Exercise objective - Output each record exactly, with nothing omitted.

⁂

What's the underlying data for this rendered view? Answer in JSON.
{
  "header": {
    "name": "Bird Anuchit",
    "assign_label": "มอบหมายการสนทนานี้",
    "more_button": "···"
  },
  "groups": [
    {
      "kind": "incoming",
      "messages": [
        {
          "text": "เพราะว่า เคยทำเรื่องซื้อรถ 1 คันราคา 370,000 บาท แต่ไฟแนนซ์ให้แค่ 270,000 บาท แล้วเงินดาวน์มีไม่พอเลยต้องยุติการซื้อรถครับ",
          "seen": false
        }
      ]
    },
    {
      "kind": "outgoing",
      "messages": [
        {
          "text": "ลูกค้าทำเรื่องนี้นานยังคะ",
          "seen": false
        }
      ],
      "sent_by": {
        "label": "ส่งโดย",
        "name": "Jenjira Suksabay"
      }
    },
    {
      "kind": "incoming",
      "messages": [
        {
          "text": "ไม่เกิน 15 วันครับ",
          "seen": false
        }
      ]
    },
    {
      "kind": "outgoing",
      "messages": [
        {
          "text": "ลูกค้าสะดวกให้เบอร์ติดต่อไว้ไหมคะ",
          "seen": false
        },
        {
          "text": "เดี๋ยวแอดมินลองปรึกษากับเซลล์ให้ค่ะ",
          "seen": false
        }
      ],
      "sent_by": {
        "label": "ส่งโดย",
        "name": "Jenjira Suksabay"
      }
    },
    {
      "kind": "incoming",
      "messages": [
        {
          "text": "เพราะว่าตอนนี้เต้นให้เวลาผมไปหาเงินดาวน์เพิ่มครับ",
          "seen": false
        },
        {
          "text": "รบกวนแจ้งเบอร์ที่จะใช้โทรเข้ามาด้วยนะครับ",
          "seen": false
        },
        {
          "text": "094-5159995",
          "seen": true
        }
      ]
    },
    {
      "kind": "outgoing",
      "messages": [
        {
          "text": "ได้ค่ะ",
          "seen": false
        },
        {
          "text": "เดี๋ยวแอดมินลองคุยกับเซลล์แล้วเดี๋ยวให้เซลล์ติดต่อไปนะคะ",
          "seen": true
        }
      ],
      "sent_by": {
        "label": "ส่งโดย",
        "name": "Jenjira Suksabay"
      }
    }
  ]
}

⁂

Answer space -
What's the underlying data for this rendered view? Answer in JSON.
{
  "header": {
    "name": "Bird Anuchit",
    "assign_label": "มอบหมายการสนทนานี้",
    "more_button": "···"
  },
  "groups": [
    {
      "kind": "incoming",
      "messages": [
        {
          "text": "เพราะว่า เคยทำเรื่องซื้อรถ 1 คันราคา 370,000 บาท แต่ไฟแนนซ์ให้แค่ 270,000 บาท แล้วเงินดาวน์มีไม่พอเลยต้องยุติการซื้อรถครับ",
          "seen": false
        }
      ]
    },
    {
      "kind": "outgoing",
      "messages": [
        {
          "text": "ลูกค้าทำเรื่องนี้นานยังคะ",
          "seen": false
        }
      ],
      "sent_by": {
        "label": "ส่งโดย",
        "name": "Jenjira Suksabay"
      }
    },
    {
      "kind": "incoming",
      "messages": [
        {
          "text": "ไม่เกิน 15 วันครับ",
          "seen": false
        }
      ]
    },
    {
      "kind": "outgoing",
      "messages": [
        {
          "text": "ลูกค้าสะดวกให้เบอร์ติดต่อไว้ไหมคะ",
          "seen": false
        },
        {
          "text": "เดี๋ยวแอดมินลองปรึกษากับเซลล์ให้ค่ะ",
          "seen": false
        }
      ],
      "sent_by": {
        "label": "ส่งโดย",
        "name": "Jenjira Suksabay"
      }
    },
    {
      "kind": "incoming",
      "messages": [
        {
          "text": "เพราะว่าตอนนี้เต้นให้เวลาผมไปหาเงินดาวน์เพิ่มครับ",
          "seen": false
        },
        {
          "text": "รบกวนแจ้งเบอร์ที่จะใช้โทรเข้ามาด้วยนะครับ",
          "seen": false
        },
        {
          "text": "094-5159995",
          "seen": true
        }
      ]
    },
    {
      "kind": "outgoing",
      "messages": [
        {
          "text": "ได้ค่ะ",
          "seen": false
        },
        {
          "text": "เดี๋ยวแอดมินลองคุยกับเซลล์แล้วเดี๋ยวให้เซลล์ติดต่อไปนะคะ",
          "seen": true
        }
      ],
      "sent_by": {
        "label": "ส่งโดย",
        "name": "Jenjira Suksabay"
      }
    }
  ]
}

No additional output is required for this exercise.